Ed Slater’s Dodge pickup truck displays a bumper sticker that reads, “I remember Korea,” as an American flag waves near his front door.



On Friday – the 60th anniversary of the outbreak of the Korean War – Slater, an Independence resident, wears a T-shirt that reads “Veteran spirit – forever strong.”

Ed Slater’s Dodge pickup truck displays a bumper sticker that reads, “I remember Korea,” as an American flag waves near his front door.

On Friday – the 60th anniversary of the outbreak of the Korean War – Slater, an Independence resident, wears a T-shirt that reads “Veteran spirit – forever strong.”

Slater’s problem is that he cannot stop remembering what is culturally referred to as “The Forgotten War” or “The Unknown War.” At 80, Slater says he has suffered from post-traumatic stress disorder for years, a result of the months he spent as an American prisoner of war while serving the U.S. Army in Korea.
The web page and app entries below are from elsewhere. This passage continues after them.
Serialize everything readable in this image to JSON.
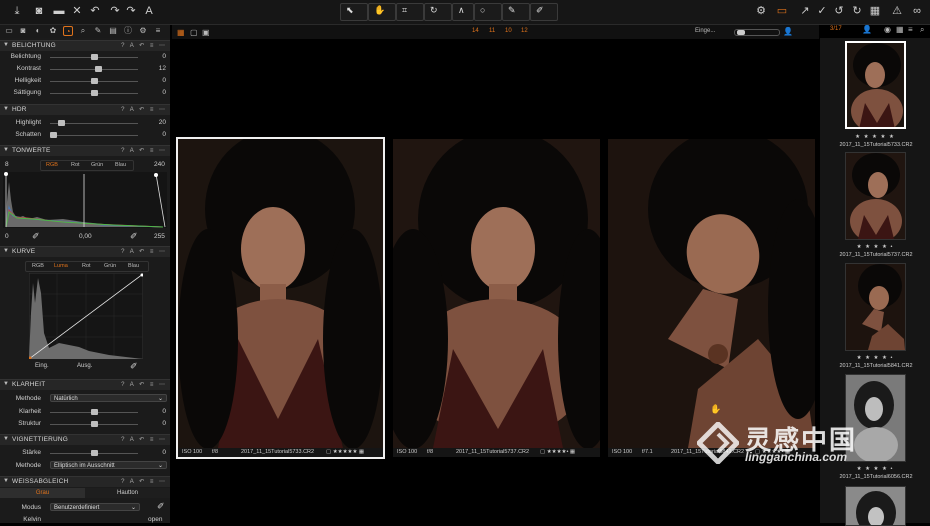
{
  "toolbar": {
    "left_icons": [
      "download-icon",
      "camera-icon",
      "folder-icon",
      "delete-icon",
      "undo-icon",
      "redo-icon",
      "redo-alt-icon",
      "text-icon"
    ],
    "right_icons": [
      "gear-icon",
      "layers-icon",
      "arrow-icon",
      "check-icon",
      "rotate-left-icon",
      "rotate-right-icon",
      "grid-icon",
      "warning-icon",
      "glasses-icon"
    ]
  },
  "viewer_bar": {
    "numbers": [
      "14",
      "11",
      "10",
      "12"
    ],
    "right_label": "Einge...",
    "counter": "3/17"
  },
  "panels": {
    "belichtung": {
      "title": "BELICHTUNG",
      "rows": [
        {
          "label": "Belichtung",
          "value": "0",
          "pos": 0.5
        },
        {
          "label": "Kontrast",
          "value": "12",
          "pos": 0.56
        },
        {
          "label": "Helligkeit",
          "value": "0",
          "pos": 0.5
        },
        {
          "label": "Sättigung",
          "value": "0",
          "pos": 0.5
        }
      ]
    },
    "hdr": {
      "title": "HDR",
      "rows": [
        {
          "label": "Highlight",
          "value": "20",
          "pos": 0.1
        },
        {
          "label": "Schatten",
          "value": "0",
          "pos": 0.0
        }
      ]
    },
    "tonwerte": {
      "title": "TONWERTE",
      "channels": [
        "RGB",
        "Rot",
        "Grün",
        "Blau"
      ],
      "left_value": "8",
      "right_value": "240",
      "bottom_left": "0",
      "bottom_mid": "0,00",
      "bottom_right": "255"
    },
    "kurve": {
      "title": "KURVE",
      "channels": [
        "RGB",
        "Luma",
        "Rot",
        "Grün",
        "Blau"
      ],
      "input_label": "Eing.",
      "output_label": "Ausg."
    },
    "klarheit": {
      "title": "KLARHEIT",
      "method_label": "Methode",
      "method_value": "Natürlich",
      "rows": [
        {
          "label": "Klarheit",
          "value": "0",
          "pos": 0.5
        },
        {
          "label": "Struktur",
          "value": "0",
          "pos": 0.5
        }
      ]
    },
    "vignettierung": {
      "title": "VIGNETTIERUNG",
      "rows": [
        {
          "label": "Stärke",
          "value": "0",
          "pos": 0.5
        }
      ],
      "method_label": "Methode",
      "method_value": "Elliptisch im Ausschnitt"
    },
    "weissabgleich": {
      "title": "WEISSABGLEICH",
      "tabs": [
        "Grau",
        "Hautton"
      ],
      "mode_label": "Modus",
      "mode_value": "Benutzerdefiniert",
      "kelvin_label": "Kelvin",
      "kelvin_value": "open"
    }
  },
  "photos": [
    {
      "iso": "ISO 100",
      "aperture": "f/8",
      "name": "2017_11_15Tutorial5733.CR2",
      "selected": true
    },
    {
      "iso": "ISO 100",
      "aperture": "f/8",
      "name": "2017_11_15Tutorial5737.CR2",
      "selected": false
    },
    {
      "iso": "ISO 100",
      "aperture": "f/7.1",
      "name": "2017_11_15Tutorial5841.CR2",
      "selected": false
    }
  ],
  "filmstrip": [
    {
      "name": "2017_11_15Tutorial5733.CR2",
      "stars": "★ ★ ★ ★ ★",
      "selected": true
    },
    {
      "name": "2017_11_15Tutorial5737.CR2",
      "stars": "★ ★ ★ ★ •",
      "selected": false
    },
    {
      "name": "2017_11_15Tutorial5841.CR2",
      "stars": "★ ★ ★ ★ •",
      "selected": false
    },
    {
      "name": "2017_11_15Tutorial6056.CR2",
      "stars": "★ ★ ★ ★ •",
      "selected": false
    }
  ],
  "watermark": {
    "title": "灵感中国",
    "subtitle": "lingganchina.com"
  },
  "colors": {
    "accent": "#e0731c",
    "panel_bg": "#1b1b1b",
    "selection": "#ffffff"
  }
}
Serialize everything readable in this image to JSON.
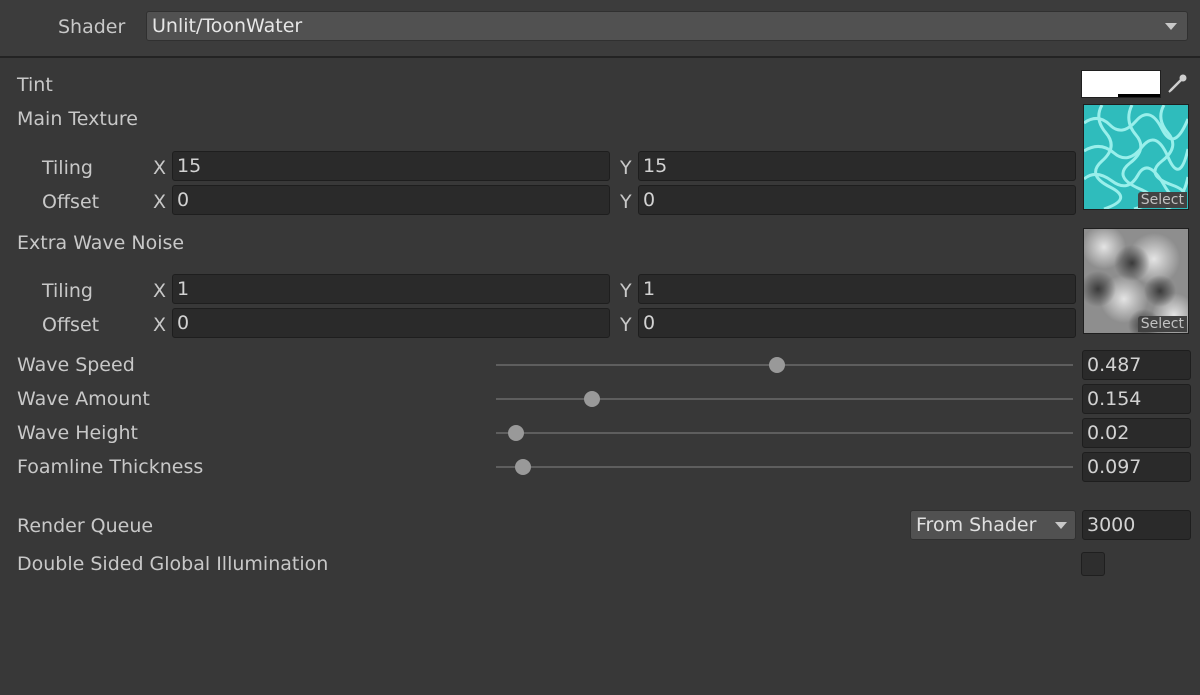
{
  "shader": {
    "label": "Shader",
    "value": "Unlit/ToonWater"
  },
  "tint": {
    "label": "Tint",
    "color": "#ffffff"
  },
  "main_texture": {
    "label": "Main Texture",
    "tiling_label": "Tiling",
    "offset_label": "Offset",
    "tiling_x": "15",
    "tiling_y": "15",
    "offset_x": "0",
    "offset_y": "0",
    "select_label": "Select",
    "thumb_colors": [
      "#2fbcbc",
      "#9ff2ee"
    ]
  },
  "extra_wave_noise": {
    "label": "Extra Wave Noise",
    "tiling_label": "Tiling",
    "offset_label": "Offset",
    "tiling_x": "1",
    "tiling_y": "1",
    "offset_x": "0",
    "offset_y": "0",
    "select_label": "Select",
    "thumb_colors": [
      "#5a5a5a",
      "#e4e4e4"
    ]
  },
  "axes": {
    "x": "X",
    "y": "Y"
  },
  "sliders": [
    {
      "label": "Wave Speed",
      "value": "0.487",
      "fraction": 0.487
    },
    {
      "label": "Wave Amount",
      "value": "0.154",
      "fraction": 0.167
    },
    {
      "label": "Wave Height",
      "value": "0.02",
      "fraction": 0.035
    },
    {
      "label": "Foamline Thickness",
      "value": "0.097",
      "fraction": 0.046
    }
  ],
  "render_queue": {
    "label": "Render Queue",
    "mode": "From Shader",
    "value": "3000"
  },
  "double_sided_gi": {
    "label": "Double Sided Global Illumination",
    "checked": false
  },
  "colors": {
    "background": "#383838",
    "field": "#2a2a2a",
    "text": "#c8c8c8"
  }
}
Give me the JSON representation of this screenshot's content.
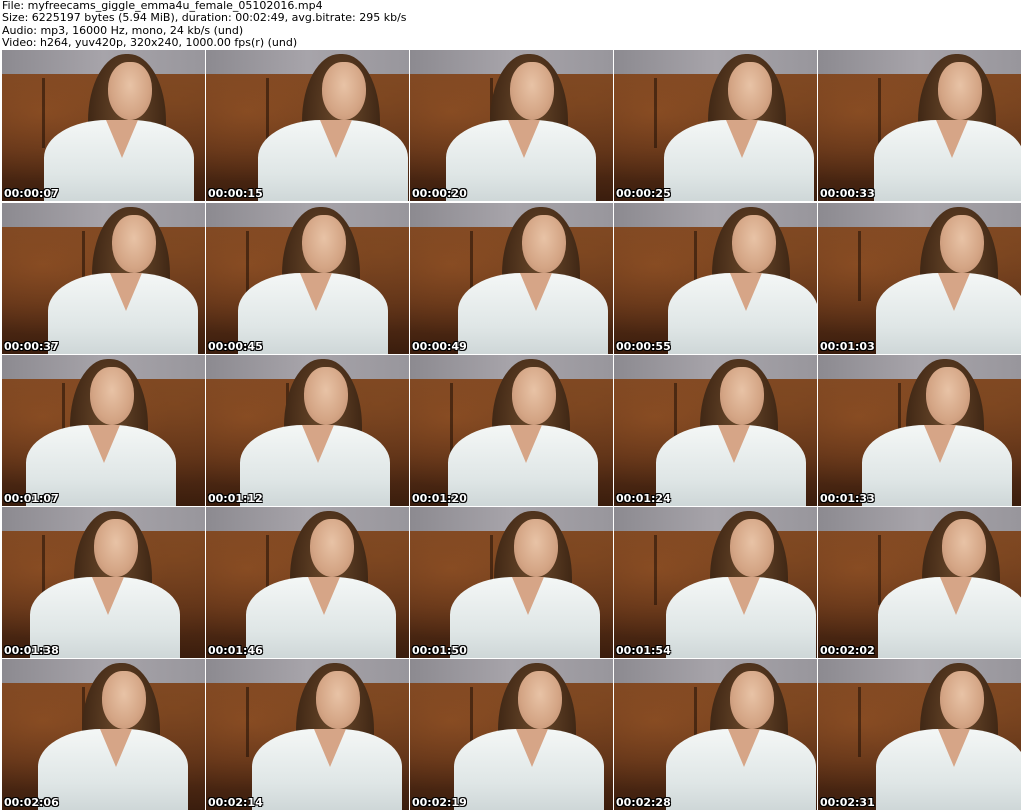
{
  "header": {
    "line1": "File: myfreecams_giggle_emma4u_female_05102016.mp4",
    "line2": "Size: 6225197 bytes (5.94 MiB), duration: 00:02:49, avg.bitrate: 295 kb/s",
    "line3": "Audio: mp3, 16000 Hz, mono, 24 kb/s (und)",
    "line4": "Video: h264, yuv420p, 320x240, 1000.00 fps(r) (und)"
  },
  "timestamps": [
    "00:00:07",
    "00:00:15",
    "00:00:20",
    "00:00:25",
    "00:00:33",
    "00:00:37",
    "00:00:45",
    "00:00:49",
    "00:00:55",
    "00:01:03",
    "00:01:07",
    "00:01:12",
    "00:01:20",
    "00:01:24",
    "00:01:33",
    "00:01:38",
    "00:01:46",
    "00:01:50",
    "00:01:54",
    "00:02:02",
    "00:02:06",
    "00:02:14",
    "00:02:19",
    "00:02:28",
    "00:02:31"
  ]
}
Slater regularly attends Heart of America chapter of the American Ex-Prisoners of War support group meetings at the Kansas City VA Medical Center. He shares his story to seek comfort and to help the younger soldiers who’ve served in Iraq and Afghanistan.
Slater’s flashbacks have awakened him many times in years past – and they still do, he says.

He was captured on July 25, 1950, a member of the 21st Infantry Regiment – 24th Infantry Division. Slater had disappeared into the Korean countryside while fighting North Korean attackers.

He wandered the mountains for days, searching for a source of water and the American lines. At one point, he encountered a dark-skinned man, tied to a tree with his arms behind his back, blood pouring from puncture wounds across his body.

Slater says he still sees the man in his thoughts and in his dreams. “I ... could only hope that he was dead or had died fast. He must have suffered a lot,” Slater says in the 2008 book “Sunchon Tunnel Massacre Survivors.”

Just before his capture, Slater, a machine gunner, entered a home where a couple offered him a large bowl of rice and a can of water. Two men entered and stared at Slater as he ate. He finished eating, stood up to leave and the two men grabbed Slater’s arms.
North Korean soldiers climbed over the wall that encircled the house and aimed their guns at Slater’s head.

“I was almost relieved that I didn’t have to run anymore,” Slater says in the book.

The soldiers tormented Slater until an English-speaking general came along and questioned Slater repeatedly. Slater said he worked in supply, not as a machine gunner. He said he knew nothing about a war.

The general told Slater he would get to go home soon – but first, he was to be placed with other prisoners.
He remembers the elements vividly. “I never washed my face in four months. The clothes were all ragged.”

Slater cut his pant legs off so he could wrap them around his feet since he was without shoes. He slept in gutters and fields. Sometimes, he managed to get into buildings.

He received one bowl of rice daily, “about the size of a tennis ball,” as his meal. “Some days, it was like, three or four days before you got that,” Slater says.
He clung to hope.

And prayer, though Slater says he hardly considers himself a religious person.

“Believe me, you prayed – almost constantly,” he says. “Everybody became religious at that time. Every prisoner did, I mean.”

Oct. 20, 1950, was among the worst days in a three-month living hell. A death squad shot men outside the Sunchon Tunnel. Slater remembers seeing body parts strewn about.

He lay in a pile of dying bodies, the blood of one of his friends dripping onto Slater. The survivors waited until the North Korean squads left, and then crawled from those bodies of men they called their friends.

Slater was found at the Sunchon Tunnel Massacre on Oct. 21, 1950, and was taken to a hospital in Japan for several weeks and then returned to the United States. He was awarded the Purple Heart with cluster, the Prisoner of War Medal and the Korean Campaign Medal, among other honors.

He served the U.S. Army from 1948 to 1956, and in the late 1950s, Slater was homeless for two-and-a-half years in Illinois and in Kansas City, unable to hold a steady job.

“When I came back, my life was in shambles,” he says. “For years, I just couldn’t get anything together.”

Then he found a talent where he could remain his own boss. Slater worked in sales for nearly 40 years, setting his own schedule and selling a variety of products like cars, vacuum cleaners and many others.

“I just thank God I got through it,” says Slater, adding that he maintained a good sense of humor. “It was a struggle. It was a struggle for many years until I went to the VA Hospital in Kansas City and got into their programs. Even at that point, 22 years ago, there wasn’t that much known about PTSD.”

Slater still shares his stories in schools. He always shares a caveat with teachers and asks how much they want him to share.

Their response is often, “Tell them everything.”
“It’s history – it’s part of history that they should know,” says Slater, who always asks students where Korea is on a world map.

Nobody ever raises a hand, he says.

“It took some years for the American public to realize that it wasn’t ‘The Forgotten War,’” Slater says. “The people that had been there didn’t think of it as ‘The Forgotten War.’ It’s anything but forgotten – when you think you lost 54,000 people there in a matter of three years, it’s pretty hard to forget that.”